Well it is well and truly fall in the UK, heck it is down right chilly out. I had to venture into the attic this weekend to get my winter coats out. I have been clearing the garden out an harvesting the last of my squash to store away for future use. I also made a trip to my local farm shop and picked up our jack o lantern. As they usually disappear quite quickly I have been stocking up on cooking pumpkins as well as ocado have a fantastic variety called delica. It taste is much richer and far less watery than it’s orange fleshed cousin.
Oddly it is easier to de-seed as well. I have been roasting them and freezing the puree so that I have homemade puree throughout the winter. Not that I don’t like the canned pumpkin that I grew up with, however there is nothing like a homemade pumpkin pie made with homemade pumpkin puree. The taste is much richer, you can slow roast the pumpkin until it literally falls apart and starts to caramelise.
Due to the poor weather we have had this year, my squash harvest had to come in a bit earlier than expected and I have lovingly (and carefully) picked all squash off the vines and have them tucked away in my cupboard.
I was able to pick 3 more spaghetti squash, 1 mystery squash, and 3 acorn squash. I have all manner of plans for them all, and will post recipes soon. For now, I have been baking bread and making jewel toned salads.

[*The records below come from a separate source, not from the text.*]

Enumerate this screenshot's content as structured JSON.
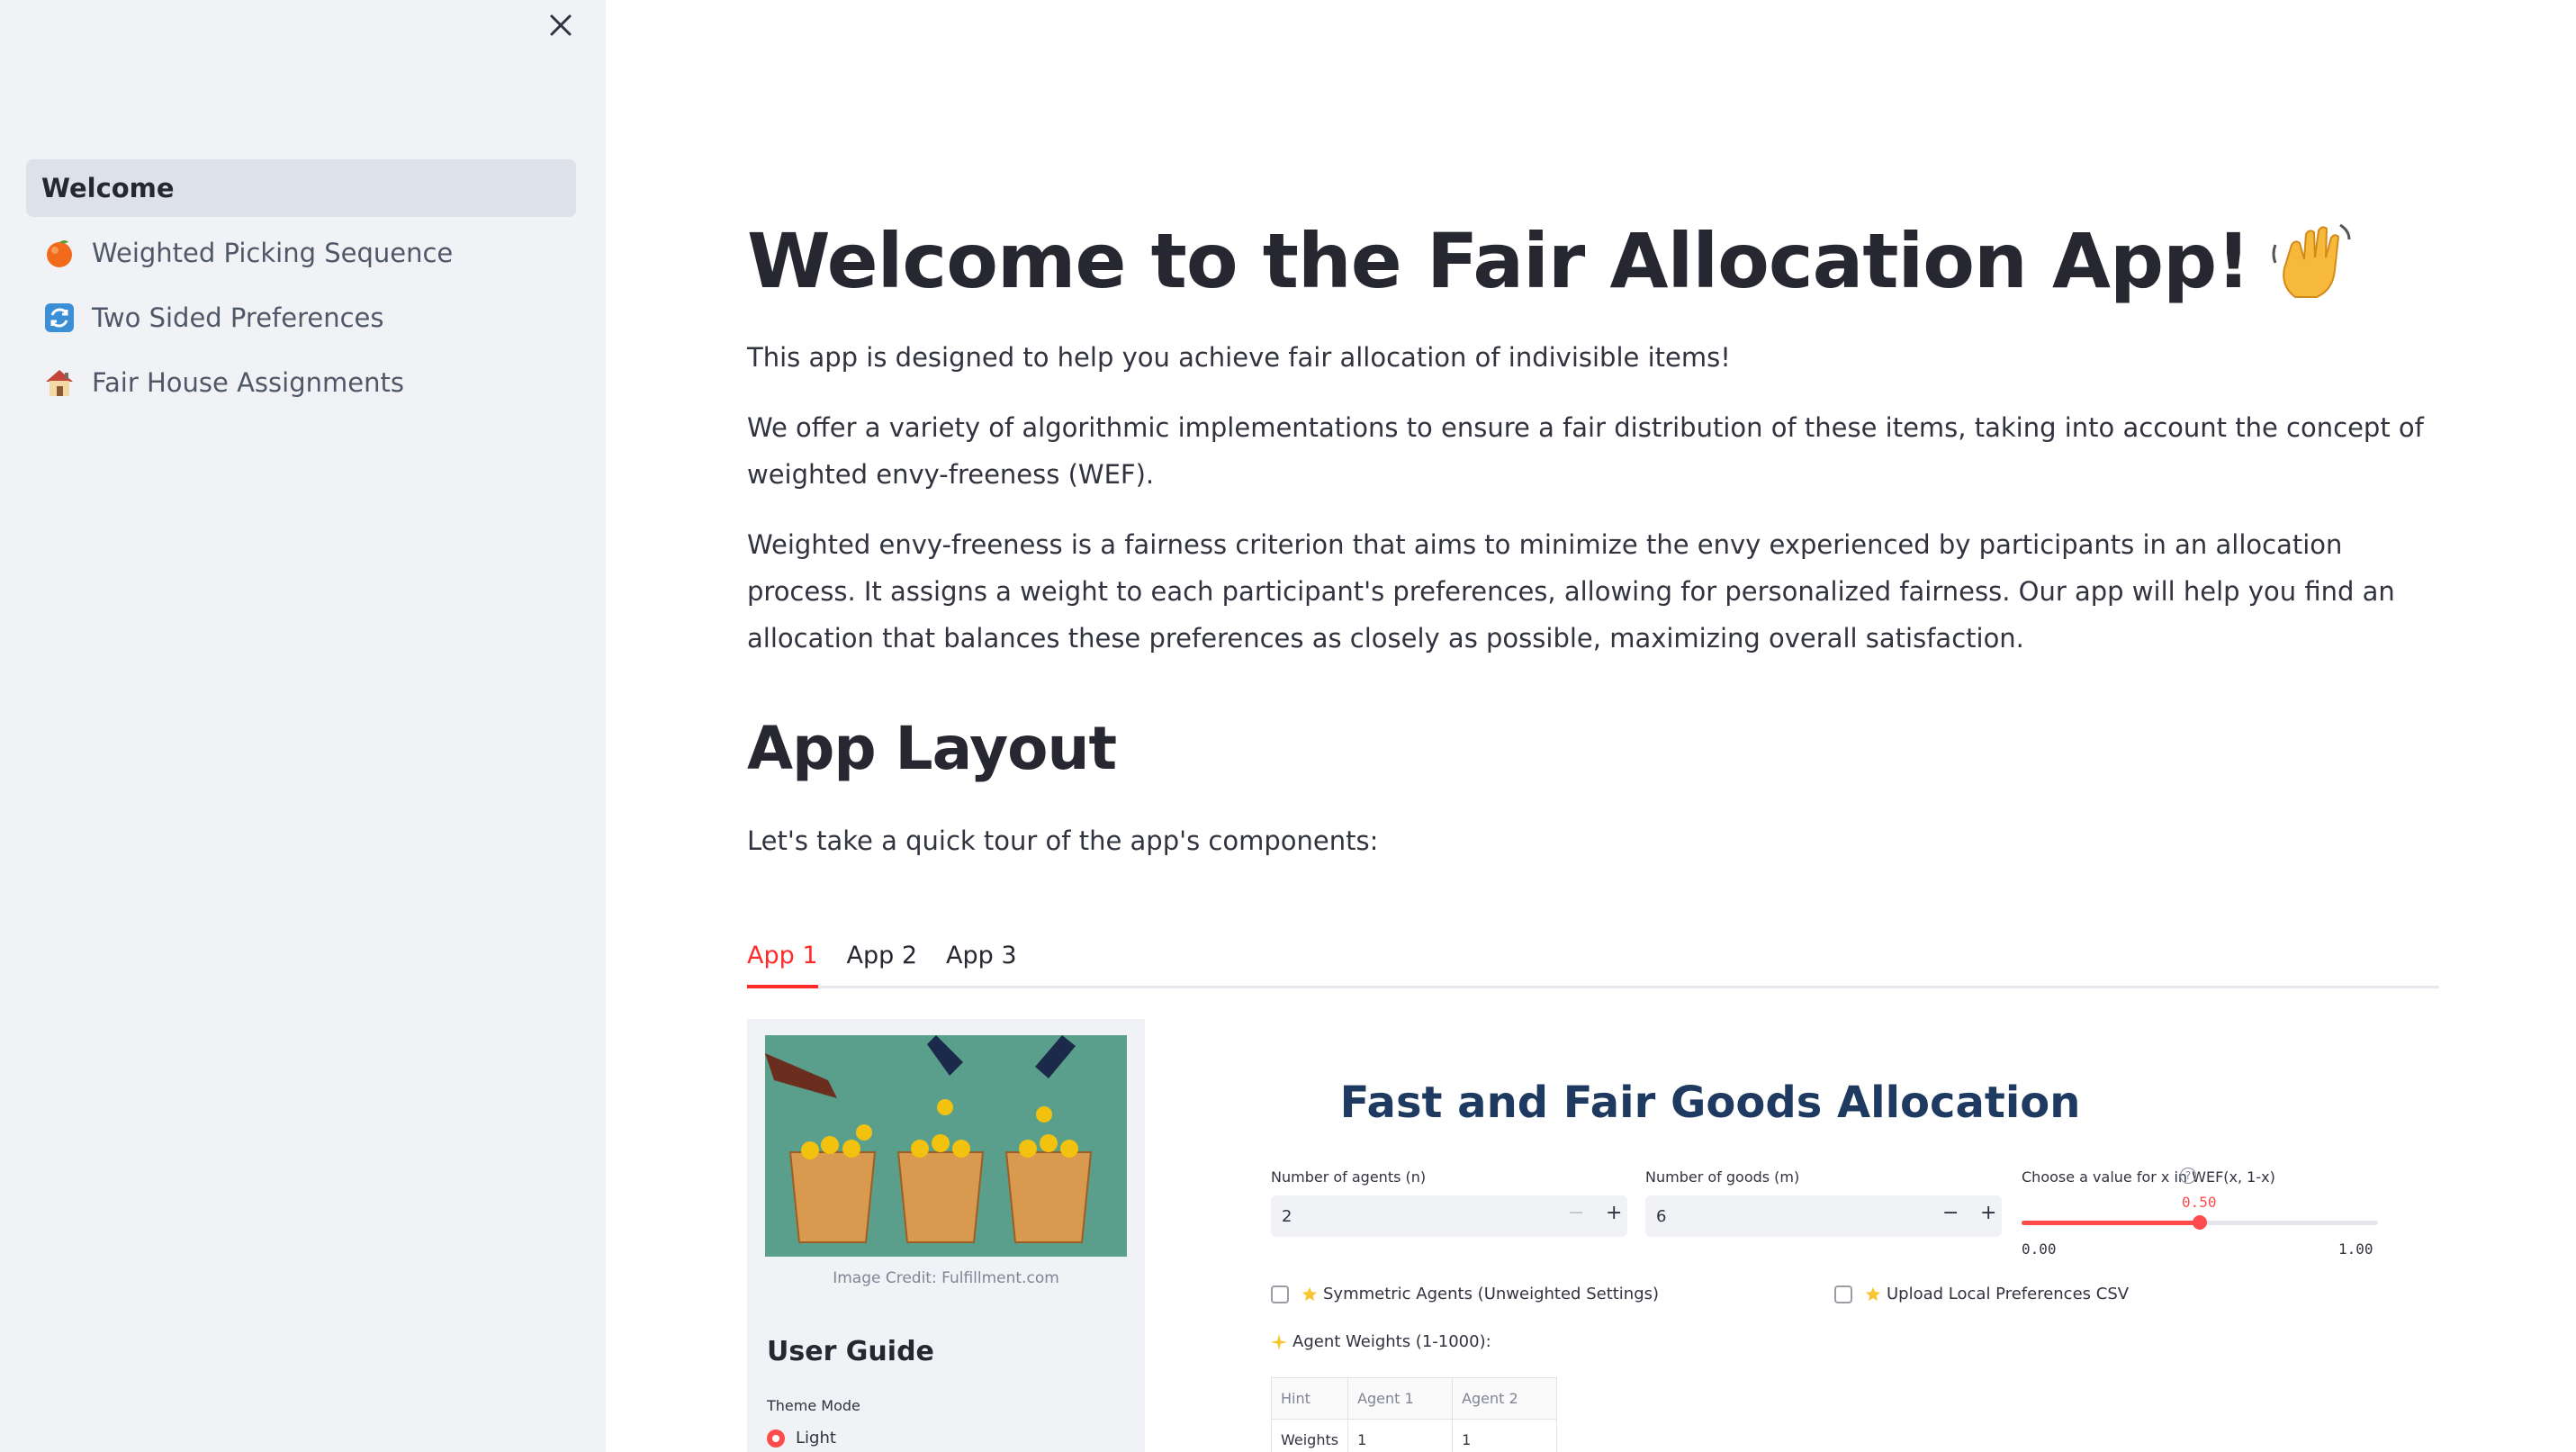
{
  "sidebar": {
    "close_label": "×",
    "items": [
      {
        "label": "Welcome",
        "icon": "none",
        "active": true
      },
      {
        "label": "Weighted Picking Sequence",
        "icon": "orange-fruit-icon"
      },
      {
        "label": "Two Sided Preferences",
        "icon": "arrows-cycle-icon"
      },
      {
        "label": "Fair House Assignments",
        "icon": "house-icon"
      }
    ]
  },
  "main": {
    "title": "Welcome to the Fair Allocation App!",
    "title_icon": "waving-hand-icon",
    "paragraphs": [
      "This app is designed to help you achieve fair allocation of indivisible items!",
      "We offer a variety of algorithmic implementations to ensure a fair distribution of these items, taking into account the concept of weighted envy-freeness (WEF).",
      "Weighted envy-freeness is a fairness criterion that aims to minimize the envy experienced by participants in an allocation process. It assigns a weight to each participant's preferences, allowing for personalized fairness. Our app will help you find an allocation that balances these preferences as closely as possible, maximizing overall satisfaction."
    ],
    "section_title": "App Layout",
    "section_intro": "Let's take a quick tour of the app's components:",
    "tabs": [
      {
        "label": "App 1",
        "active": true
      },
      {
        "label": "App 2"
      },
      {
        "label": "App 3"
      }
    ]
  },
  "preview": {
    "image_caption": "Image Credit: Fulfillment.com",
    "user_guide": "User Guide",
    "theme_label": "Theme Mode",
    "theme_option": "Light",
    "title": "Fast and Fair Goods Allocation",
    "agents_label": "Number of agents (n)",
    "agents_value": "2",
    "goods_label": "Number of goods (m)",
    "goods_value": "6",
    "x_label": "Choose a value for x in WEF(x, 1-x)",
    "x_value": "0.50",
    "x_fraction": 0.5,
    "x_min": "0.00",
    "x_max": "1.00",
    "symmetric_label": "Symmetric Agents (Unweighted Settings)",
    "upload_label": "Upload Local Preferences CSV",
    "weights_label": "Agent Weights (1-1000):",
    "table_headers": [
      "Hint",
      "Agent 1",
      "Agent 2"
    ],
    "table_row": [
      "Weights",
      "1",
      "1"
    ],
    "minus": "−",
    "plus": "+",
    "help": "?"
  },
  "colors": {
    "accent": "#ff2b2b",
    "sidebar_bg": "#f0f2f6",
    "active_item_bg": "#dde1e9",
    "preview_title": "#1f3a60"
  }
}
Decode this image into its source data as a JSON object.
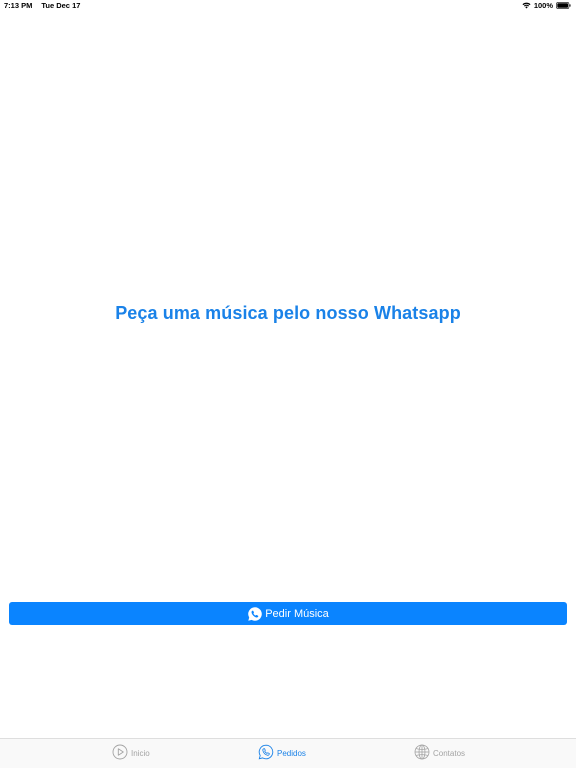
{
  "status_bar": {
    "time": "7:13 PM",
    "date": "Tue Dec 17",
    "battery": "100%"
  },
  "main": {
    "headline": "Peça uma música pelo nosso Whatsapp",
    "button_label": "Pedir Música"
  },
  "tab_bar": {
    "tabs": [
      {
        "label": "Inicio",
        "icon": "play-circle-icon",
        "active": false
      },
      {
        "label": "Pedidos",
        "icon": "phone-bubble-icon",
        "active": true
      },
      {
        "label": "Contatos",
        "icon": "globe-icon",
        "active": false
      }
    ]
  },
  "colors": {
    "accent": "#1a82e8",
    "button": "#0a84ff",
    "inactive_tab": "#a3a3a3"
  }
}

I have always shied away from making my own bread. To me, homemade bread was either bought from the local bakers or something that went from the packet, to the bread maker and voila! Homemade bread. I have been on a kick lately to learn how to bake bread properly, having been glued to the TV throughout The Great British Bake Off series and have decided that this is my year to learn, albeit quickly. I have signed up with a well known cookery school in London to learn at the end of November, and hope to be fully proficient at the end of my course. Ok, realistically, I hope to be able to properly knead and bake 1 or 2 types of bread by the end of the year.
Last weekend was truly awful weather and I had no fresh bread, and needed some within an hour to go with lunch. I looked through what I had in the pantry and fridge and off I went in search of the perfect recipe. My search took me to an easy soda bread recipe by Hugh Fearnley-Whittingstall called Easy soda bread. The clue is in the name, however don’t be expecting the traditional irish soda bread, but it makes a nice loaf that is good that day and only useful for toasting the next.
It turned out lovely and golden, and a pinch underdone. Not for nothing did I spend hours watching The Great British Bake Off to know the signs, however it was nice nonetheless and meant that no one had to traipse outside in the pouring rain to buy bread.
The next step was the main event so to speak. The salad. Yes, I know, cold rainy day and salads don’t usually mix, but this salad is a stunner. Even my husband loved it, and his motto is You don’t make friends with salad.
This is the one of those salads you want to savour. You need to sit down at the table with a cloth napkin and a glass of crisp white wine and enjoy!
Jewel tone autumnal salad (also known as mozzarella, parma ham and fig salad)
The inspiration for this salad came from a salad I regularly buy from Borough Market, that I felt I could vastly improve upon. I added a little of this and that and came up with a gorgeous filling salad that should appeal to most.
Autumnal mozzarella, fig, and parma ham salad
|Prep time||10 minutes|
|Cook time||1 minute|
|Total time||11 minutes|
|Allergy||Milk, Tree Nuts|
|Meal type||Lunch, Salad|
|Misc||Pre-preparable, Serve Cold|
- 4 pieces fresh figs (quartered)
- 1 Large Ball of mozzarella di bufala (roughly torn into bite sized pieces)
- 2 thin slices Parma ham (roughly torn)
- 25g Toasted hazelnuts (roughly chopped)
- 100g Mixed salad leaves (I used a mix of baby spinach, rocket (arugula), and watercress)
- 1 Medium Carrot (grated)
- 50g Beetroot (this can be fresh or pickled, I used pickled and quartered them)
- 10 pieces Kalamata olives (left whole)
- 1 tablespoon Balsamic vinegar (Decent quality)
- 1.5 tablespoons Rapeseed oil
- 1 heaped teaspoon Dijon mustard
Any type of bread is good with this, but I particularly like a crusty bread that you can break up into little pieces and scatter in to soak up the juices of the salad.
|First put the salad leaves in the bowl|
|Layer all other ingredients over the salad leaves with the exception of the hazelnuts and dressing.|
|Season the salad with sea salt and freshly ground black pepper.|
|Scatter the hazelnuts over the salad.|
|Using scissors, snip 1 to 2 leaves of fresh basil over the salad (optional).|
|Finally whisk together the balsamic, rapeseed oil and dijon mustard and drizzle lighty over the salad.|
Have a good one!